Kellye SoRelle, a high-ranking member of the Oath Keepers who has been charged in connection with the Jan. 6 attack, exchanged messages in Nov. 2022 with then-White House aide Andrew Giuliani about election issues. SoRelle also tried to text a White House number on Dec. 20, according to a new book by Denver Riggleman, a former Republican congressman from Virginia, and journalist Hunter Walker. The revelation of the text messages adds to a growing web of links between people close to Trump and his advisers and fringe groups charged in connection with the attack. Ryan J. Reilly and Ben Collins report for NBC News.
The founder of the Oath Keepers and four other individuals linked to the group will stand trial today for seditious conspiracy and other charges stemming from the Jan. 6 attack. Stewart Rhodes, who established the Oath Keepers in 2009, and his co-defendants are accused of spending months recruiting, training and conspiring to use force to prevent the transfer of presidential power to President Biden. The stakes are high on both sides. For the defendants, a conviction for seditious conspiracy alone carries a maximum sentence of 20 years in prison. For the government, a failure to win convictions in the most consequential Jan. 6 prosecution so far would undermine the Justice Department’s assertion that the Capitol attack posed a uniquely dangerous threat to American democracy. The trial is expected to last around five weeks. Ryan Lucas reports for NPR.
OTHER DOMESTIC DEVELOPMENTS

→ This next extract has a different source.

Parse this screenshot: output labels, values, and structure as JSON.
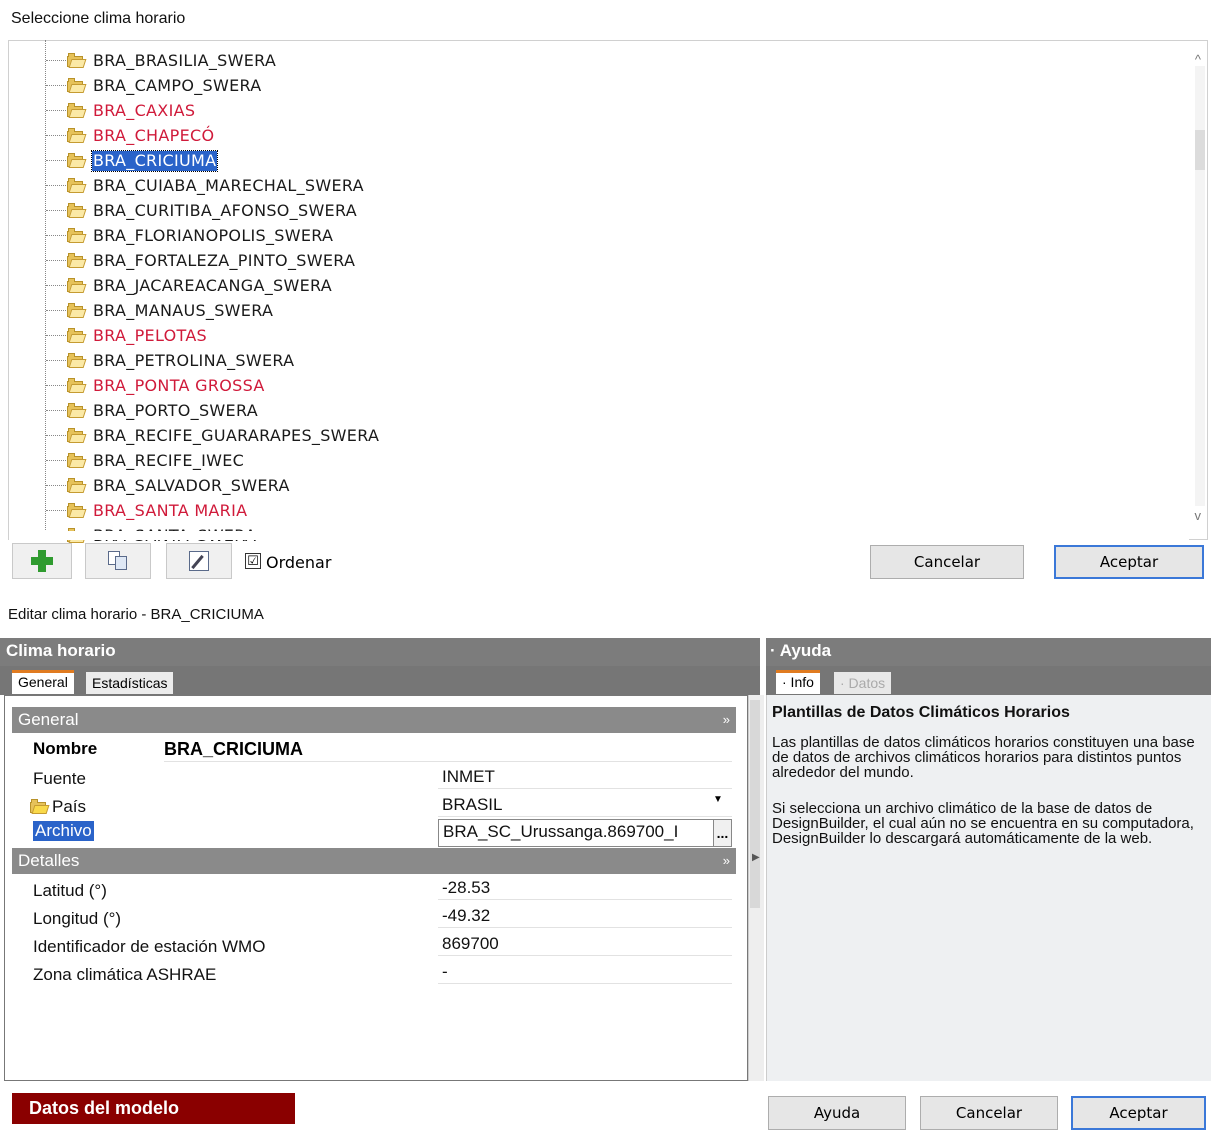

The Justice Department has asked a judge to order former Trump White House trade adviser Peter Navarro to return federal records they say he wrongfully kept after leaving the administration. In the filing, the Department said that Navarro used a private email account to conduct presidential business and that these records are the property of the U.S.. “Because Dr. Navarro remains in possession of property that belongs to the United States, this Court should issue a writ of replevin requiring Dr. Navarro to return what he wrongfully continues to possess,” the lawyers continued. The Justice Department’s aggressive move seeks to bring a quick resolution to their lawsuit filed against Navarro earlier this year in yet another records dispute where the administration maintains the Trump White House inappropriately handled their official records. Katelyn Polantz reports for CNN.
The Justice Department yesterday filed a revised inventory of items seized from former President Trump’s Mar-a-Lago resort last month, alongside a declaration supporting the accuracy of the new list. The minor changes mostly concern the quantity of non-classified government documents and Trump’s collection of magazine and newspaper articles. The updated list adds 55 items to the more than 11,000 government-owned documents and photographs that the Justice Department says were removed from Mar-a-Lago. Zoë Richards and Daniel Barnes report for NBC News.
COVID-19 has infected over 96.12 million people and has now killed over 1.06 million people in the United States, according to data compiled by Johns Hopkins University. Globally, there have been over 615.657 million confirmed coronavirus cases and over 6.54 million deaths. Sergio Hernandez, Sean O’Key, Amanda Watts, Byron Manley and Henrik Pettersson report for CNN.
A map and analysis of the vaccine rollout across the U.S. is available at the New York Times.
A map and analysis of all confirmed cases of the virus in the U.S. is available at the New York Times.
U.S. and worldwide maps tracking the spread of the pandemic are available at the Washington Post.